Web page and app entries
┄┄┄┄┄┄┄┄┄┄

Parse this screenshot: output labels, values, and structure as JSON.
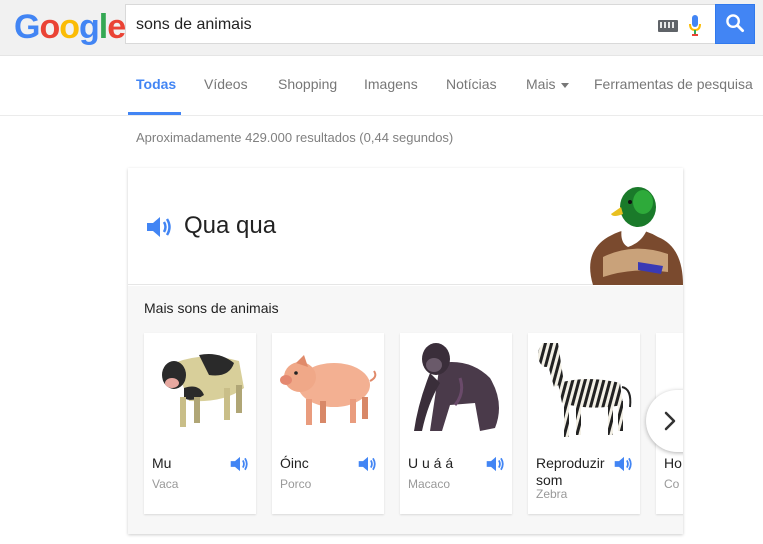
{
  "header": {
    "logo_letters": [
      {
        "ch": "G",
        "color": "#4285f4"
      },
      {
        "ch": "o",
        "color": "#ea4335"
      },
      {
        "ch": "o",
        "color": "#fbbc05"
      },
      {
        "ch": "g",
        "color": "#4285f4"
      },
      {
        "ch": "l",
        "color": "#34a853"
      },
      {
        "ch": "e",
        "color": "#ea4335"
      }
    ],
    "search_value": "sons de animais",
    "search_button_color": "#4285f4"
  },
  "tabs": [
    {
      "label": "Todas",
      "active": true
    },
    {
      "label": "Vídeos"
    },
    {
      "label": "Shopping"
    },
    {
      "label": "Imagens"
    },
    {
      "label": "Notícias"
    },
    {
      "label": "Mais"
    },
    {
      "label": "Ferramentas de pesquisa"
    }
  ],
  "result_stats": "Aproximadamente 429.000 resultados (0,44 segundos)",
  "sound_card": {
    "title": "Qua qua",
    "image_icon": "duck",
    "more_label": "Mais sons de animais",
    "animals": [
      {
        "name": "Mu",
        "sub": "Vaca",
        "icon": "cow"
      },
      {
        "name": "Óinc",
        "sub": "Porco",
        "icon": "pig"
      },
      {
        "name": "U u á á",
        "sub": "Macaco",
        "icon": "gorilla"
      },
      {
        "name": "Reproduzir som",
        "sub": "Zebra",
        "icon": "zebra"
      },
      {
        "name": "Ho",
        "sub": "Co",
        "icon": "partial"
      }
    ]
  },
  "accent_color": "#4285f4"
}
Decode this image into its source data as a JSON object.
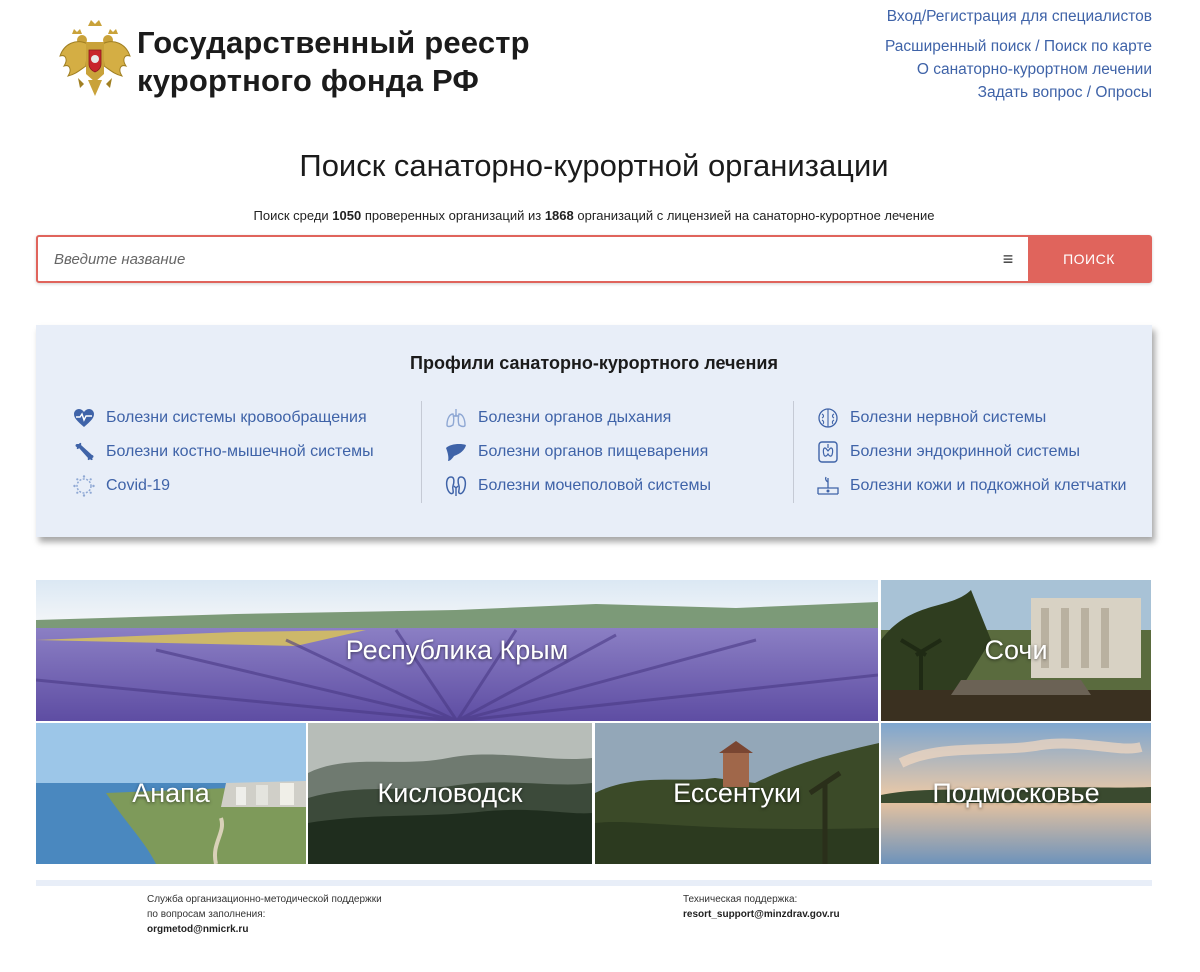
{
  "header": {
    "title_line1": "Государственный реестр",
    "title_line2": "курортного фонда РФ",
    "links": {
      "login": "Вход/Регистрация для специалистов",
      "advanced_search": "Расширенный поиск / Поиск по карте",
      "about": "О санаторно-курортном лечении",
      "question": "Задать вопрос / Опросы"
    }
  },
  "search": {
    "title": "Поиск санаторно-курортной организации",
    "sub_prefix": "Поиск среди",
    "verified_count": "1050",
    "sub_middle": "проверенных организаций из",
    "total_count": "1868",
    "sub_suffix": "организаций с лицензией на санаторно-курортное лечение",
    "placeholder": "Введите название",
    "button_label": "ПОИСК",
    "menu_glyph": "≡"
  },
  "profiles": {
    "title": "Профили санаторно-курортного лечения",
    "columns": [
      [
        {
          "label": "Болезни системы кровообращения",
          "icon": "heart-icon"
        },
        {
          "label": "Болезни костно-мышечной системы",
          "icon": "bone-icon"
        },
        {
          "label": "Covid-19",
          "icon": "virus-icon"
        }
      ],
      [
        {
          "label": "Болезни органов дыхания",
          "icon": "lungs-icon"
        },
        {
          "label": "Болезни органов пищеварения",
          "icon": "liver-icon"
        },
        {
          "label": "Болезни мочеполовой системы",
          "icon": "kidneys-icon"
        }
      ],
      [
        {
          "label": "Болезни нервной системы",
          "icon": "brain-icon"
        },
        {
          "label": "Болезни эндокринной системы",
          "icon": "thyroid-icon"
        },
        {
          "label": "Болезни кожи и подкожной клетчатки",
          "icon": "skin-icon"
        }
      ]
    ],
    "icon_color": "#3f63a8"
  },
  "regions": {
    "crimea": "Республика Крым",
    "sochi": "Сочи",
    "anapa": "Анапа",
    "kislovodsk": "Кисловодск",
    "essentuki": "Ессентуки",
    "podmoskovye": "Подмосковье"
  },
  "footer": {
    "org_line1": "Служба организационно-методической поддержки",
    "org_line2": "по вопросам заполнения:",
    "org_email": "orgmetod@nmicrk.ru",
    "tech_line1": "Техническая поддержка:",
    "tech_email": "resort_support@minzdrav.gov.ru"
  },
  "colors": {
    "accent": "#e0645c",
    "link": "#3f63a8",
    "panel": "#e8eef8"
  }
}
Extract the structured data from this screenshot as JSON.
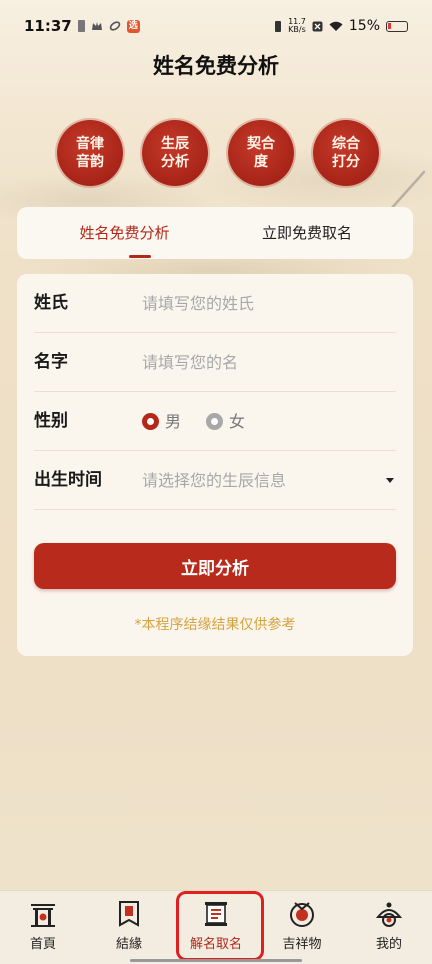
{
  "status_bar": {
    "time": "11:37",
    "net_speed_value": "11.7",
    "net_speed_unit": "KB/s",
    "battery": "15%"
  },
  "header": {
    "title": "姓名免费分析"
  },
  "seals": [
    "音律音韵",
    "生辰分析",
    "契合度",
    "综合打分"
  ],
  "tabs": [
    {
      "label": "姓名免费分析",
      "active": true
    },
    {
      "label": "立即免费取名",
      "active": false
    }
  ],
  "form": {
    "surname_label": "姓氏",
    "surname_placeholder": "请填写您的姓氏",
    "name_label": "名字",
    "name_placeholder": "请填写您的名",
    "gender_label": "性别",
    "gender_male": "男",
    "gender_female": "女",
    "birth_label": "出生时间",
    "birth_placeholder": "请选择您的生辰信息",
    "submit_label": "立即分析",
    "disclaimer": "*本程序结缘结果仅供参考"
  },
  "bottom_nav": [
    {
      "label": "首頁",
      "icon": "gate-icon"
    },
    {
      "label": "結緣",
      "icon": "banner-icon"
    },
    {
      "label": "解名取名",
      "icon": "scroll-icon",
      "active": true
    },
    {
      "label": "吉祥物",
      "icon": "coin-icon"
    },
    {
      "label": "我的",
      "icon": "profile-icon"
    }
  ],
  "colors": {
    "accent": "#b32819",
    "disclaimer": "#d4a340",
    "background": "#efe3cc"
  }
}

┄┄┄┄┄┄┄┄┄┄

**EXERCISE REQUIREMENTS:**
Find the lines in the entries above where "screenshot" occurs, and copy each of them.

**YOUR SOLUTION:**
Parse this screenshot: output labels, values, and structure as JSON.
Extract the structured data from this screenshot as JSON.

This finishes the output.